He didn’t say his name, but she was still in shock and it was not the time to ask. He was taking her to his place, his face wet with rain rather than apologies and embarrassment. She liked that. He was business-like and he had an excellent collection of silk ties.
Fortunately, there was nothing serious. “Scratches and bruises don’t count”, he said, pouring her red wine and then struggling with the plum cobbler his wife had left for him in the fridge. He showed her the ring finger, saying he had nothing to hide, to prove or to fear. She asked for the mirror, but he said she looked all right. Besides, the lunch break could not last forever and he had to get back to work.
“You are good at this”, he said, afterwards, when something had to be said.
“It’s like you don’t care, like you’re innocent. But you know what you’re doing. That’s experience, I can appreciate that”.
“Don’t let your innocence run away with you. My mother used to say that”.
He kissed her bare shoulder, and right away she knew what it meant. She knew the moves. Only sex addicts did that, and that was the type she preferred to avoid. She didn’t fake it though, she never did. Her moaning was exaggerated, but men liked that and the ticking of the clock was too loud for her liking. Elsa put on her glasses and discovered the time. It was a quarter to three.
“My God”, she said. “Mrs. Reinhart must be there now”.
That’s the second time Elsa heard that name today, and it still sounded odd, even improbable.
“What do you have to do with her? She’s nuts. She’s on crack”.
“She owns a café in Redgrave Street. It’s called Sea Corner. I think I’ve seen you there a few times”.
“Yes”, he said. “A few times. Boring sea pictures on the walls. Sam Phillips? Please. No wine and their cakes are stale. But Mary is a pretty girl”.
And she was.
Late September could be the brightest or the darkest time of the year. When Elsa got out of the house, she thought about the first few chapters of Jamaica Inn and how cozy it would make her feel. Long ago, before the middle age kicked in and there was no time to get under the blanket or put a kettle on. It was dark, a mixture of trampled tree leaves, rainy autumn and early evening. He said he couldn’t take her back in his car, but she could easily find her way out (it’s a small town, etc.) and perhaps next time. “Next time my feet”, she thought. Even though he seemed different and looked like some cool cat from the 60’s working for Neapolitan mobsters. She should have asked whether he could sing.
Elsa was wet and scruffy, but there was a point when it no longer mattered. Suddenly she remembered something she had missed earlier that day. And now that she had money, she could buy any number of fashion magazines from Lucy Turner or whoever it was that worked there now. But it was all wrong, of course, a night window that lit up and promised great drama but ended with a sad glass of water. She didn’t have to buy any fashion magazines.

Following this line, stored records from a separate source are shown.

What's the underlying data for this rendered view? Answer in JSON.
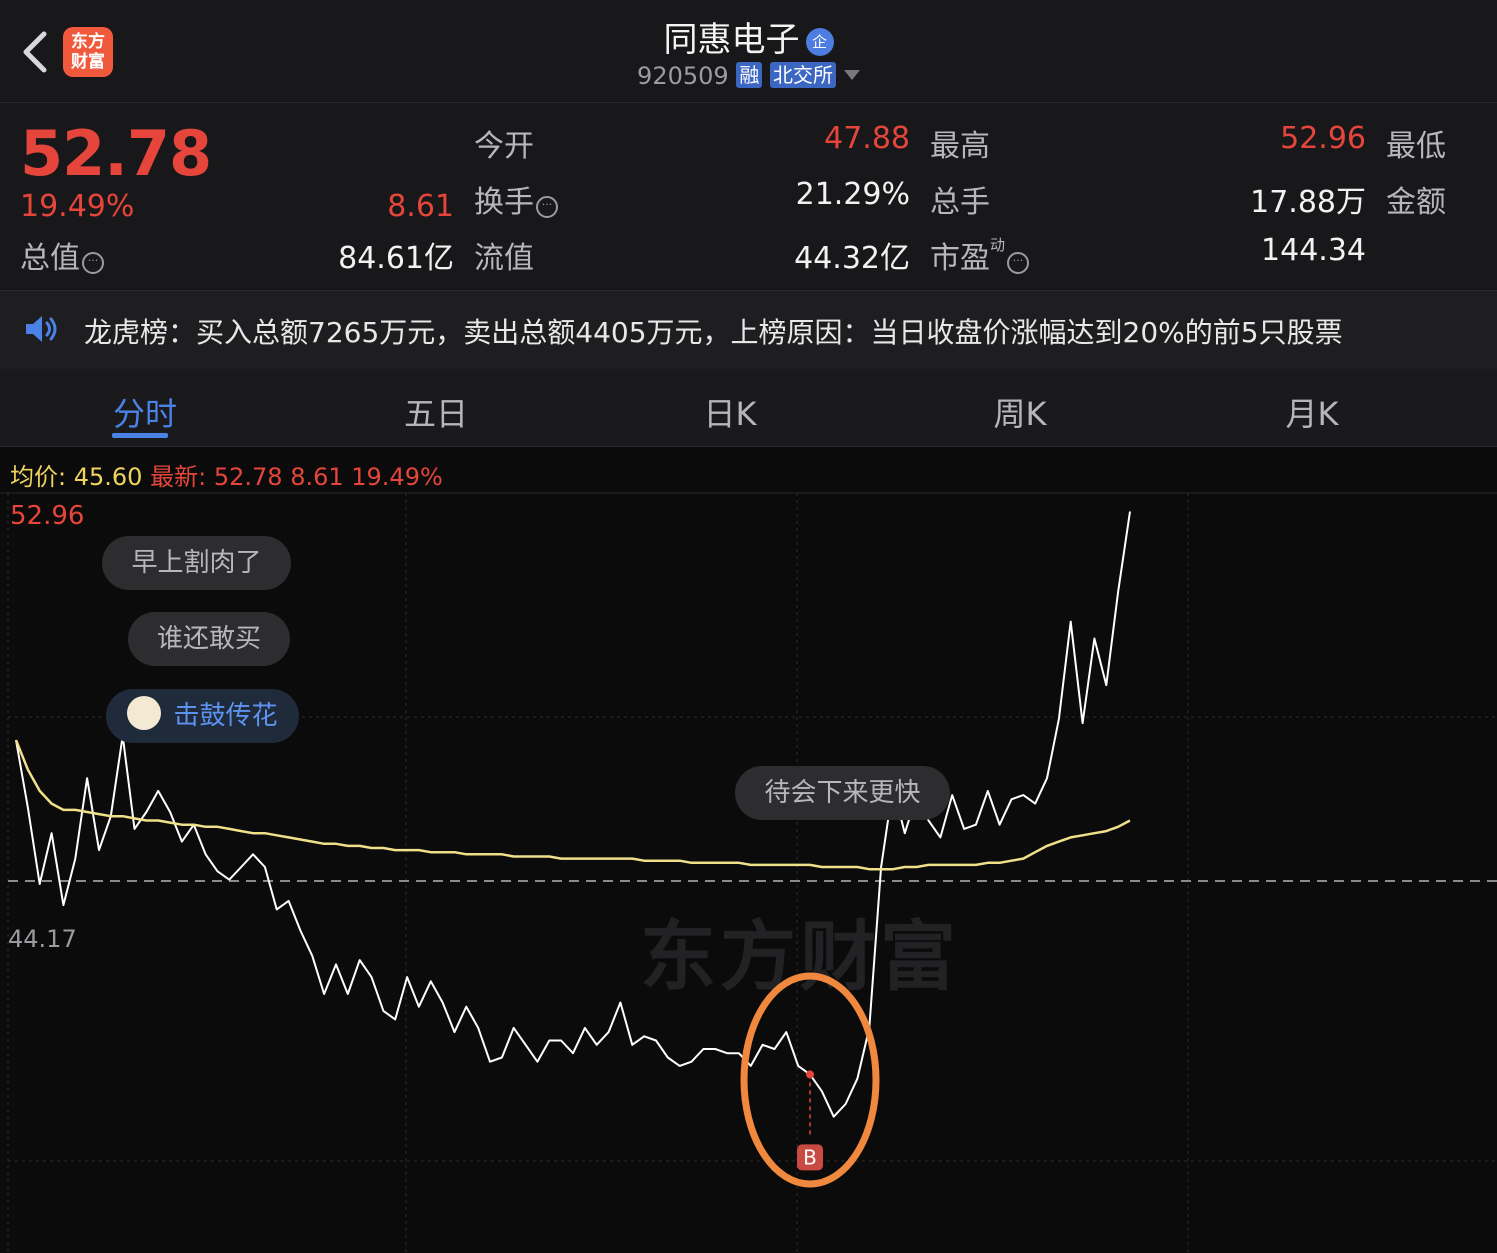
{
  "header": {
    "logo_line1": "东方",
    "logo_line2": "财富",
    "stock_name": "同惠电子",
    "ent_badge": "企",
    "stock_code": "920509",
    "margin_tag": "融",
    "exchange_tag": "北交所"
  },
  "quote": {
    "price": "52.78",
    "change_pct": "19.49%",
    "change": "8.61",
    "open_label": "今开",
    "open": "47.88",
    "high_label": "最高",
    "high": "52.96",
    "low_label": "最低",
    "turnover_label": "换手",
    "turnover": "21.29%",
    "volume_label": "总手",
    "volume": "17.88万",
    "amount_label": "金额",
    "mktcap_label": "总值",
    "mktcap": "84.61亿",
    "float_label": "流值",
    "float": "44.32亿",
    "pe_label": "市盈",
    "pe_sup": "动",
    "pe": "144.34"
  },
  "news": {
    "text": "龙虎榜：买入总额7265万元，卖出总额4405万元，上榜原因：当日收盘价涨幅达到20%的前5只股票"
  },
  "tabs": [
    "分时",
    "五日",
    "日K",
    "周K",
    "月K"
  ],
  "active_tab": 0,
  "legend": {
    "avg_label": "均价:",
    "avg": "45.60",
    "latest_label": "最新:",
    "latest": "52.78",
    "latest_chg": "8.61",
    "latest_pct": "19.49%"
  },
  "axis": {
    "top": "52.96",
    "prev_close": "44.17"
  },
  "bubbles": [
    "早上割肉了",
    "谁还敢买",
    "击鼓传花",
    "待会下来更快"
  ],
  "marker_label": "B",
  "watermark": "东方财富",
  "colors": {
    "up": "#e5453a",
    "price_line": "#ffffff",
    "avg_line": "#f0e08a",
    "accent": "#4a82e8",
    "highlight": "#f0883e"
  },
  "chart_data": {
    "type": "line",
    "prev_close": 44.17,
    "ylim": [
      35.38,
      52.96
    ],
    "series": [
      {
        "name": "price",
        "values": [
          47.5,
          45.9,
          44.1,
          45.3,
          43.6,
          44.7,
          46.6,
          44.9,
          45.7,
          47.6,
          45.4,
          45.8,
          46.3,
          45.8,
          45.1,
          45.5,
          44.8,
          44.4,
          44.2,
          44.5,
          44.8,
          44.5,
          43.5,
          43.7,
          43.0,
          42.4,
          41.5,
          42.2,
          41.5,
          42.3,
          41.9,
          41.1,
          40.9,
          41.9,
          41.2,
          41.8,
          41.3,
          40.6,
          41.2,
          40.7,
          39.9,
          40.0,
          40.7,
          40.3,
          39.9,
          40.4,
          40.4,
          40.1,
          40.7,
          40.3,
          40.6,
          41.3,
          40.3,
          40.5,
          40.4,
          40.0,
          39.8,
          39.9,
          40.2,
          40.2,
          40.1,
          40.1,
          39.8,
          40.3,
          40.2,
          40.6,
          39.8,
          39.6,
          39.2,
          38.6,
          38.9,
          39.5,
          40.7,
          44.5,
          46.4,
          45.3,
          46.2,
          45.6,
          45.2,
          46.2,
          45.4,
          45.5,
          46.3,
          45.5,
          46.1,
          46.2,
          46.0,
          46.6,
          48.0,
          50.3,
          47.9,
          49.9,
          48.8,
          51.0,
          52.9
        ],
        "color": "#ffffff"
      },
      {
        "name": "avg",
        "values": [
          47.5,
          46.8,
          46.3,
          46.0,
          45.85,
          45.85,
          45.8,
          45.75,
          45.7,
          45.7,
          45.65,
          45.6,
          45.6,
          45.55,
          45.5,
          45.5,
          45.45,
          45.45,
          45.4,
          45.35,
          45.3,
          45.3,
          45.25,
          45.2,
          45.15,
          45.1,
          45.05,
          45.05,
          45.0,
          45.0,
          44.95,
          44.95,
          44.9,
          44.9,
          44.9,
          44.85,
          44.85,
          44.85,
          44.8,
          44.8,
          44.8,
          44.8,
          44.75,
          44.75,
          44.75,
          44.75,
          44.7,
          44.7,
          44.7,
          44.7,
          44.7,
          44.7,
          44.7,
          44.65,
          44.65,
          44.65,
          44.65,
          44.6,
          44.6,
          44.6,
          44.6,
          44.6,
          44.55,
          44.55,
          44.55,
          44.55,
          44.55,
          44.55,
          44.5,
          44.5,
          44.5,
          44.5,
          44.45,
          44.45,
          44.45,
          44.5,
          44.5,
          44.55,
          44.55,
          44.55,
          44.55,
          44.55,
          44.6,
          44.6,
          44.65,
          44.7,
          44.85,
          45.0,
          45.1,
          45.2,
          45.25,
          45.3,
          45.35,
          45.45,
          45.6
        ],
        "color": "#f0e08a"
      }
    ]
  }
}
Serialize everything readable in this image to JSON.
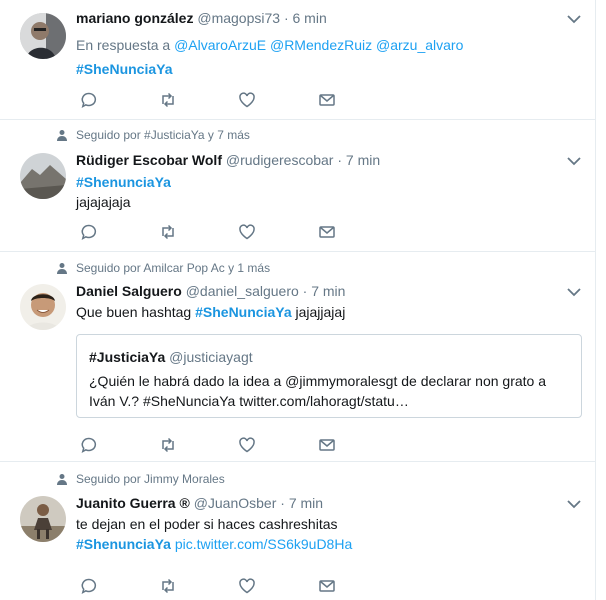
{
  "tweets": [
    {
      "name": "mariano gonzález",
      "handle": "@magopsi73",
      "time": "· 6 min",
      "reply_label": "En respuesta a",
      "reply_to": [
        "@AlvaroArzuE",
        "@RMendezRuiz",
        "@arzu_alvaro"
      ],
      "hashtag": "#SheNunciaYa"
    },
    {
      "social_context": "Seguido por #JusticiaYa y 7 más",
      "name": "Rüdiger Escobar Wolf",
      "handle": "@rudigerescobar",
      "time": "· 7 min",
      "hashtag": "#ShenunciaYa",
      "text": "jajajajaja"
    },
    {
      "social_context": "Seguido por Amilcar Pop Ac y 1 más",
      "name": "Daniel Salguero",
      "handle": "@daniel_salguero",
      "time": "· 7 min",
      "text_before": "Que buen hashtag",
      "hashtag": "#SheNunciaYa",
      "text_after": "jajajjajaj",
      "quote": {
        "name": "#JusticiaYa",
        "handle": "@justiciayagt",
        "line1": "¿Quién le habrá dado la idea a @jimmymoralesgt de declarar non grato a",
        "line2": "Iván V.? #SheNunciaYa twitter.com/lahoragt/statu…"
      }
    },
    {
      "social_context": "Seguido por Jimmy Morales",
      "name": "Juanito Guerra ®",
      "handle": "@JuanOsber",
      "time": "· 7 min",
      "text": "te dejan en el poder si haces cashreshitas",
      "hashtag": "#ShenunciaYa",
      "link": "pic.twitter.com/SS6k9uD8Ha"
    }
  ],
  "colors": {
    "link": "#1da1f2",
    "muted": "#657786",
    "border": "#e6ecf0",
    "text": "#14171a"
  },
  "icons": [
    "person-icon",
    "chevron-down-icon",
    "reply-icon",
    "retweet-icon",
    "like-icon",
    "dm-icon"
  ]
}
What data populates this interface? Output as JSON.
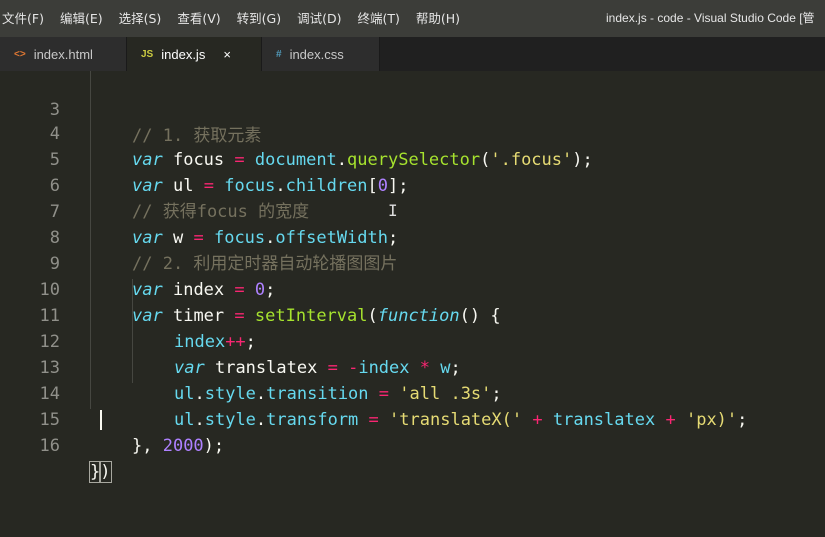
{
  "menu": [
    "文件(F)",
    "编辑(E)",
    "选择(S)",
    "查看(V)",
    "转到(G)",
    "调试(D)",
    "终端(T)",
    "帮助(H)"
  ],
  "window_title": "index.js - code - Visual Studio Code [管",
  "tabs": [
    {
      "icon_text": "<>",
      "label": "index.html",
      "active": false
    },
    {
      "icon_text": "JS",
      "label": "index.js",
      "active": true,
      "close": "×"
    },
    {
      "icon_text": "#",
      "label": "index.css",
      "active": false
    }
  ],
  "colors": {
    "html_icon": "#e37933",
    "js_icon": "#cbcb41",
    "css_icon": "#519aba",
    "editor_bg": "#272822"
  },
  "code": {
    "l3": {
      "num": "3",
      "comment": "// 1. 获取元素"
    },
    "l4": {
      "num": "4",
      "kw": "var",
      "name": "focus",
      "eq": "=",
      "obj": "document",
      "dot": ".",
      "method": "querySelector",
      "open": "(",
      "str": "'.focus'",
      "close": ");"
    },
    "l5": {
      "num": "5",
      "kw": "var",
      "name": "ul",
      "eq": "=",
      "obj": "focus",
      "dot": ".",
      "prop": "children",
      "open": "[",
      "idx": "0",
      "close": "];"
    },
    "l6": {
      "num": "6",
      "comment": "// 获得focus 的宽度"
    },
    "l7": {
      "num": "7",
      "kw": "var",
      "name": "w",
      "eq": "=",
      "obj": "focus",
      "dot": ".",
      "prop": "offsetWidth",
      "close": ";"
    },
    "l8": {
      "num": "8",
      "comment": "// 2. 利用定时器自动轮播图图片"
    },
    "l9": {
      "num": "9",
      "kw": "var",
      "name": "index",
      "eq": "=",
      "val": "0",
      "close": ";"
    },
    "l10": {
      "num": "10",
      "kw": "var",
      "name": "timer",
      "eq": "=",
      "fn": "setInterval",
      "open": "(",
      "kw2": "function",
      "rest": "() {"
    },
    "l11": {
      "num": "11",
      "name": "index",
      "op": "++",
      "close": ";"
    },
    "l12": {
      "num": "12",
      "kw": "var",
      "name": "translatex",
      "eq": "=",
      "neg": "-",
      "a": "index",
      "mul": "*",
      "b": "w",
      "close": ";"
    },
    "l13": {
      "num": "13",
      "obj": "ul",
      "d1": ".",
      "p1": "style",
      "d2": ".",
      "p2": "transition",
      "eq": "=",
      "str": "'all .3s'",
      "close": ";"
    },
    "l14": {
      "num": "14",
      "obj": "ul",
      "d1": ".",
      "p1": "style",
      "d2": ".",
      "p2": "transform",
      "eq": "=",
      "s1": "'translateX('",
      "plus1": "+",
      "mid": "translatex",
      "plus2": "+",
      "s2": "'px)'",
      "close": ";"
    },
    "l15": {
      "num": "15",
      "open": "}, ",
      "val": "2000",
      "close": ");"
    },
    "l16": {
      "num": "16",
      "b1": "}",
      "b2": ")"
    }
  }
}
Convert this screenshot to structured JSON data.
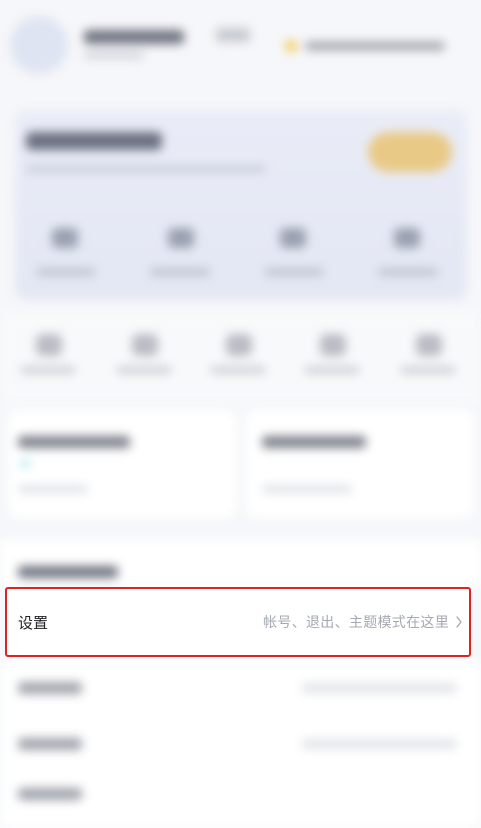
{
  "settings": {
    "label": "设置",
    "description": "帐号、退出、主题模式在这里",
    "chevron_icon": "chevron-right-icon"
  },
  "colors": {
    "highlight_border": "#e0231f",
    "label_text": "#222326",
    "description_text": "#a5a9b2",
    "background": "#f6f7fa",
    "vip_gold": "#f1cc58",
    "member_button": "#e9c986"
  }
}
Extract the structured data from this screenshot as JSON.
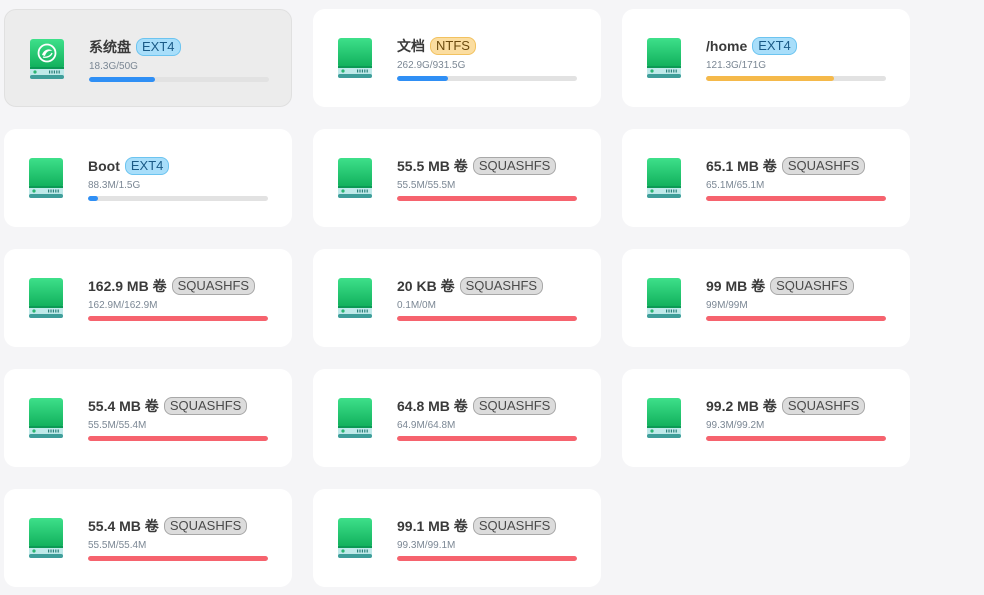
{
  "colors": {
    "blue": "#2f8ff5",
    "orange": "#f5b94a",
    "red": "#f6636e"
  },
  "disks": [
    {
      "name": "系统盘",
      "fs": "EXT4",
      "usage": "18.3G/50G",
      "fraction": 0.366,
      "bar": "blue",
      "icon": "system-disk-icon",
      "selected": true
    },
    {
      "name": "文档",
      "fs": "NTFS",
      "usage": "262.9G/931.5G",
      "fraction": 0.282,
      "bar": "blue",
      "icon": "drive-icon"
    },
    {
      "name": "/home",
      "fs": "EXT4",
      "usage": "121.3G/171G",
      "fraction": 0.709,
      "bar": "orange",
      "icon": "drive-icon"
    },
    {
      "name": "Boot",
      "fs": "EXT4",
      "usage": "88.3M/1.5G",
      "fraction": 0.057,
      "bar": "blue",
      "icon": "drive-icon"
    },
    {
      "name": "55.5 MB 卷",
      "fs": "SQUASHFS",
      "usage": "55.5M/55.5M",
      "fraction": 1,
      "bar": "red",
      "icon": "drive-icon"
    },
    {
      "name": "65.1 MB 卷",
      "fs": "SQUASHFS",
      "usage": "65.1M/65.1M",
      "fraction": 1,
      "bar": "red",
      "icon": "drive-icon"
    },
    {
      "name": "162.9 MB 卷",
      "fs": "SQUASHFS",
      "usage": "162.9M/162.9M",
      "fraction": 1,
      "bar": "red",
      "icon": "drive-icon"
    },
    {
      "name": "20 KB 卷",
      "fs": "SQUASHFS",
      "usage": "0.1M/0M",
      "fraction": 1,
      "bar": "red",
      "icon": "drive-icon"
    },
    {
      "name": "99 MB 卷",
      "fs": "SQUASHFS",
      "usage": "99M/99M",
      "fraction": 1,
      "bar": "red",
      "icon": "drive-icon"
    },
    {
      "name": "55.4 MB 卷",
      "fs": "SQUASHFS",
      "usage": "55.5M/55.4M",
      "fraction": 1,
      "bar": "red",
      "icon": "drive-icon"
    },
    {
      "name": "64.8 MB 卷",
      "fs": "SQUASHFS",
      "usage": "64.9M/64.8M",
      "fraction": 1,
      "bar": "red",
      "icon": "drive-icon"
    },
    {
      "name": "99.2 MB 卷",
      "fs": "SQUASHFS",
      "usage": "99.3M/99.2M",
      "fraction": 1,
      "bar": "red",
      "icon": "drive-icon"
    },
    {
      "name": "55.4 MB 卷",
      "fs": "SQUASHFS",
      "usage": "55.5M/55.4M",
      "fraction": 1,
      "bar": "red",
      "icon": "drive-icon"
    },
    {
      "name": "99.1 MB 卷",
      "fs": "SQUASHFS",
      "usage": "99.3M/99.1M",
      "fraction": 1,
      "bar": "red",
      "icon": "drive-icon"
    }
  ]
}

Yes, the girl was called Mary. That’s what her badge said anyway. He called her pretty, and she was. With her big trustful eyes and her quiet detachment. She didn’t walk, she didn’t have to. What she did was graceful and smooth, like swimming. “White tea?” she asked. “Yes”, replied Elsa, sitting down.
There were people sitting in the café, including two skinny little kids throwing food around the place. Still, customers were in short supply during a rainy season like that. Elsa recognized most of those people, but then she knew most of Whitley Bay. Seaweeds in a seaworld. It was a small town and everyone had a name. She just never felt like talking to anyone, that’s all. She didn’t really like them. It was enough that they knew her habit of coming here on a Friday evening.
Did she have any regrets? Yes, she did. After all, she could have ended up anyone else in this café. Anyone else. With a different drink, a different table and a different kind of day. Instead, she looked at Mary and finished off the tea dregs.
Frank Sinatra was all swagger and steam now, serving it up jazzy and groovy. Something moved inside, the day had gone to her head, and she wanted to jump from her chair, run up to the middle of the room and start dancing. But it was probably too late now. And she was tired. And the place was about to close.